Like rivulets trickling down the cottage rack, voters in Edo and Ondo States, respectively, are on the march again. In a matter of months, they will file out to respectively elect a new governor and deputy governor, endowed with a four-year mandate. While the Edo election is scheduled to hold on September 19, this year, Ondo is billed for October 10. As stakeholders in the coming polls make frenetic preparations, bearing the suddenness of the Coronavirus pandemic that has disrupted many laid-out programmes globally, it is seemed apposite to again remind all concerned of certain civic morals. Asymmetrically, the chequered history of elections in Nigeria’s democratic experience assaults all forms of decency, when recurring cases of electoral malpractices such as ballot rigging, voters’ intimidation, inducement, disruption of voting centres through criminal acts, subvertion of figures at collation centres, and the like, come to mind. Besides, such oddities are often witnessed by post-election violence such as killings, arson and other violent attacks.
Ondo State particularly has a bitter story to tell in this regard. Way back in October 1983, the state was embroiled in a conflagration, in the aftermath of the governorship contest between Governor Adekunle Ajasin and his ex-deputy, Chief Akin Omoboriowo. Following the announcement of Omoboriowo as winner of the poll, the streets simply went on fire, as Ajasin’s supporters who felt shortchanged, went for the jugular of Omoboriowo’s loyalists. In the three-day long riots in the state (which then included current Ekiti State), no fewer than 1,000 persons were estimated to have been killed, with many of the victims burnt to death. In tow, scores of houses and vehicles were set ablaze with many several properties and public utilities destroyed. That unfortunate incident was then widely touted as largely responsible for the termination of the Second Republic democracy by the military junta headed by now President Muhammadu Buhari.
That experience behind, the Ondo people, nay the entire Nigerians, are assumed better informed. However, under prevailing circumstances, emerging trends in the build-up to both Edo and Ondo governorship elections call for concern of major worry is that in Edo State, there is a looming crisis arising from a personality clash between the immediate past national chairman of the APC, Mr. Adams Oshiomhole, and the Edo State governor, Mr. Godwin Obaseki. At the twilight of Oshiomhole’s reign as Governor of Edo State, he had anointed Obaseki to succeed him; but months after, things went awry between godfather and godson. The denouement of the dogfight is, to say the least, worrisome, when the question for a peaceful, free and fair election comes to reckoning. As outcome of the clash, Oshiomhole, through litigation and political ambush, lost his plum job as APC national chairman, while a frustrated Obaseki left the APC for the Peoples Democratic Party (PDP), in anger.

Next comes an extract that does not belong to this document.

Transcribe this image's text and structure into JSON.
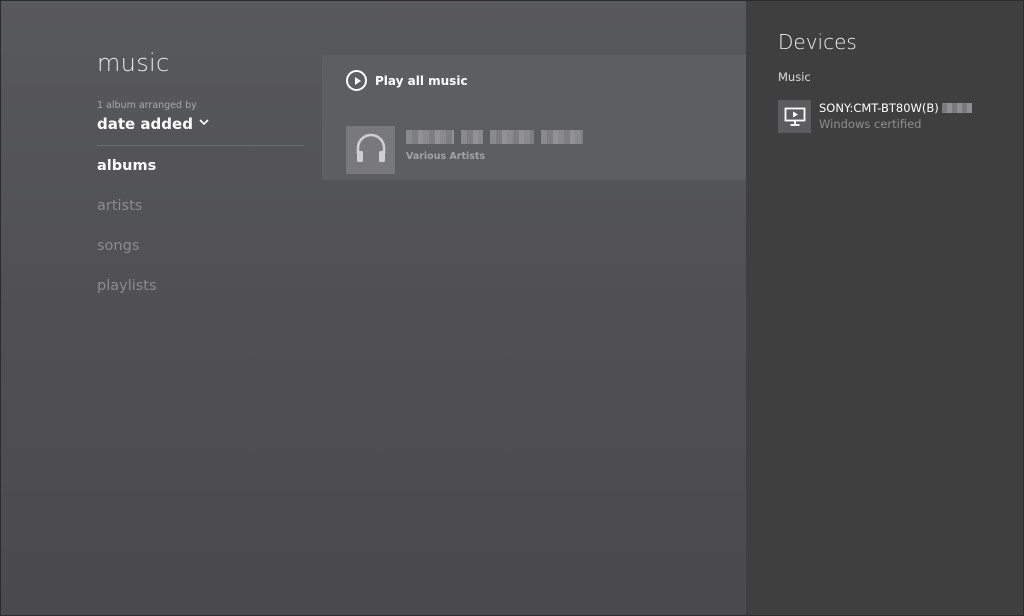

By and large, the pressing need for all stakeholders to rise up to the occasion, by ensuring that the Oshiomhole-Obaseki clash does not spill over and bastardise the coming Edo election, cannot be over-emphasised. We feel that in strong consideration of contending forces in both Ondo and Edo States, ahead of the coming elections, all concerned must up their game, to ensure credible electoral processes in the concerned states. The umpire for the polls, the National Independent Electoral Commission (INEC), should eshew all forms of bias, through pecuniary or filial compromise, knowing that they are entrusted with the destiny of the people, who look up to the electoral body for fair conducts. More importantly, the security agents, especially the police, should be non-partisan in maintaining law and order towards getting due results in the electioneering process. In the same breath, politicians in power should eschew abuse of office through influencing the security outfits to pervert events during elections. As the Edo and Ondo elections knock on the door, the whole world is watching to see what Nigeria will make out of the conduct of the polls. A word, they say, is enough for the wise.